Two months after the U.S. battleship Maine mysteriously exploded and sank in Havana's harbor, the U.S. declared war on Spain. Coverage of the four-month Spanish-American War was wild-the Journal issued as many as 40 extras a day. William Randolph Hearst even drummed up news himself by capturing a group of Spanish soldiers.
That all happened almost 100 years ago, in 1898 (somebody is going to get rich by selling "Remember the Maine" t-shirts next year). Maybe things get a little strange at the turn of the century, but don't you think a Chicago TV station's hiring of Jerry Springer as a commentator, as it did last month, pales in comparison to the Journal's reporter who rescued a beautiful Cuban rebel from jail and brought her triumphantly to New York, as Karl Decker did nearly 100 years ago?
Of course 100 years ago people had nowhere else to turn for news of the day. And newspapers had no trouble selling their product-even if they had to start a war.
Today, the news comes from everywhere-as fast and furiously as anyone could want it. And yet, newspaper circulation and TV viewership continue to decline.
Bob Giles, formerly editor and publisher of the Detroit News who has just been named executive director of the Freedom Forum's Media Studies Center in New York, believes to many Americans "the mass media has become the massive media-intrusive, sensational, uncaring and flawed by bias and inaccuracy. To many Americans, we lack introspection, discipline, restraint and a capacity for self-scrutiny."
All that-and lots more-could have been said about the "Yellow Journalism" of the Hearst and Pulitzer days. But Bob's point is that expectations are higher now. "The public recognizes that when the media descends on an individual citizen, it is a mismatch. The public recognizes imbalance in coverage and can separate what is newsworthy from what is trash," Bob said at a DePauw University gathering the other week.
Bob doesn't think a national news council, which would review complaints about the media, would do much good. He doesn't think it would be very useful as a way for the public to become better informed about how the press works. Too slow, too much like a libel trial.

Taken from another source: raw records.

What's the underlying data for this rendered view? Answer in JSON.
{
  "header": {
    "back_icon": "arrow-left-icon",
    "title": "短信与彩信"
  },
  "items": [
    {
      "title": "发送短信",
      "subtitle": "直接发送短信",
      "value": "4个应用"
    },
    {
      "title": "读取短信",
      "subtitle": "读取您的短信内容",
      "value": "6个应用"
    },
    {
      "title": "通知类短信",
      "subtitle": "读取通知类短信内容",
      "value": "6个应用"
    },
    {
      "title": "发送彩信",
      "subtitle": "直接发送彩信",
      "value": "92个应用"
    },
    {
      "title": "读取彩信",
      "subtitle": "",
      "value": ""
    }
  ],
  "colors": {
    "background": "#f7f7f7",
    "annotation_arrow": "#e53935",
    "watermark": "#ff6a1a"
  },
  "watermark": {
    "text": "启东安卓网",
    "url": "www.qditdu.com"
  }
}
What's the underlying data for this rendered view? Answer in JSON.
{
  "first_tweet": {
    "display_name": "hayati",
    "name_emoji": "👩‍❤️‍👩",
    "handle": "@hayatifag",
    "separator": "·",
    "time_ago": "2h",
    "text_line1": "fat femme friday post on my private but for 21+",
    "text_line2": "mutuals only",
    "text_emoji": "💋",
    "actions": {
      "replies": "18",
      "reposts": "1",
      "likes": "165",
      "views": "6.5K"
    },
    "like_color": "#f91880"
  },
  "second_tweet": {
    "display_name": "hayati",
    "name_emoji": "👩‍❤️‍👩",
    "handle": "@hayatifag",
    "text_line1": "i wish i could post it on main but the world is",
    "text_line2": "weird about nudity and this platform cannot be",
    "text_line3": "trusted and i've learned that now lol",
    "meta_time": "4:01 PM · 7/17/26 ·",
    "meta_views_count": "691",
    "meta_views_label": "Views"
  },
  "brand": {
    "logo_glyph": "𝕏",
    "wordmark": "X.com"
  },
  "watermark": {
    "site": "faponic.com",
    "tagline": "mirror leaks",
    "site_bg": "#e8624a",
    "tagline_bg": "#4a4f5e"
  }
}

The press, let's face it, doesn't want anybody poking into how it does business. But Steven Brill, the founder of American Lawyer, is about to take the law in his own hands, if he can raise the money. Mr. Brill wants to start a magazine on journalism, called Content, which would encourage complaints about the media. For six months prior to launch, his magazine will launch an "aggressive" consumer ad campaign soliciting complaints from all sources. He's even talking about making the most controversial complaints the subject of mini-libel trials on a weekly cable TV channel such as Court TV.
The media, I am convinced, is about to come under intense scrutiny, brought about by its arrogant ways. The difference between now and 100 years ago is that back then newspapers had no pretensions about aspiring to a noble calling. Today's journalists do, and readers and viewers aren't buying.